Title: Ingraham, John

Source text: The Medical and Surgical History of the War of the Rebellion, Part 3, Volume 1 (Washington, DC: Government Printing Office, 1888), 134.

Keywords:post-mortem recordspathology of malarial diseaseremittent fever

Civil War Washington ID: med.d1e651

TEI/XML: med.d1e651.xml
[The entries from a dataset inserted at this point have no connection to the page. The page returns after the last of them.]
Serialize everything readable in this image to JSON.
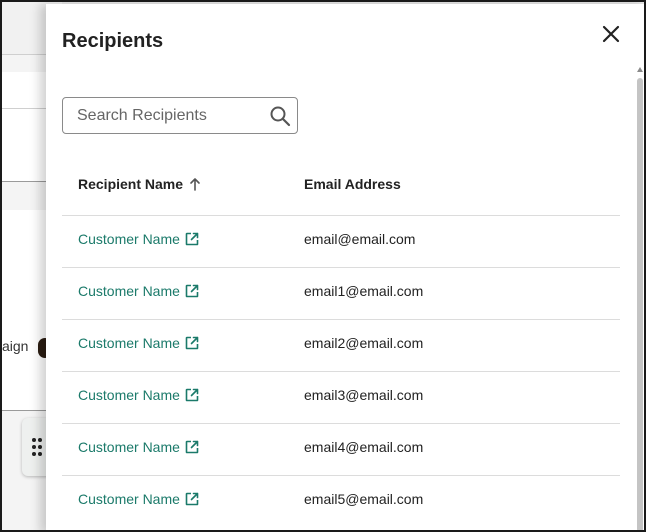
{
  "background": {
    "partial_text": "aign"
  },
  "drawer": {
    "title": "Recipients",
    "search": {
      "placeholder": "Search Recipients",
      "value": ""
    },
    "columns": {
      "name_label": "Recipient Name",
      "email_label": "Email Address",
      "sort": "ascending"
    },
    "rows": [
      {
        "name": "Customer Name",
        "email": "email@email.com"
      },
      {
        "name": "Customer Name",
        "email": "email1@email.com"
      },
      {
        "name": "Customer Name",
        "email": "email2@email.com"
      },
      {
        "name": "Customer Name",
        "email": "email3@email.com"
      },
      {
        "name": "Customer Name",
        "email": "email4@email.com"
      },
      {
        "name": "Customer Name",
        "email": "email5@email.com"
      }
    ]
  },
  "colors": {
    "link": "#1b7a6a",
    "text": "#222222",
    "divider": "#dcdcdc"
  }
}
CASE 69.—Private John Ingraham, Co. C, 17th. U. S. Inf'y; age 23; was admitted November 23, 1863, with remittent fever. He died November 26. Post-mortem examination: Body not much emaciated: rigor mortis well marked. There was some venous congestion in the membranes of the brain. The right lung weighed thirty-three ounces; its upper lobe contained tubercles, some of which were cretefied. and beneath these a cavity the size of a horse-chestnut; the middle lobe was healthy; the lower lobe splenified. The left lung weighed twenty-four ounces; it was firmly bound to the thoracic parietes by old adhesions, which also obliterated the division of the lobes; the posterior portion of its lower lobe was splenified and contained some tubercular deposits. The bronchial glands were large and black. The right auricle of the heart was greatly distended by fluid blood; there were no clots in any of the cavities. The liver was bronzed and weighed fifty-two ounces; the gall-bladder contained twenty-five drachms of bile. The spleen was firm and of a dark mahogany color. The pancreas was quite white but not very firm; it weighed three ounces. The kidneys were very much congested. The stomach was enormously distended with a muddy-green liquid. The mucous membrane of the small intestine was congested throughout and intensely purple; the valvuæ conniventes were prominent; Peyer's patches were not elevated; the solitary follicles near the ileo-cæcal valve were conspicuous, their summits being of a deeper purple than the adjacent mucous membrane. The large intestine was normal.—Ass't Surg. Harrison Allen, U. S. A., Lincoln Hospital, Washington, D. C.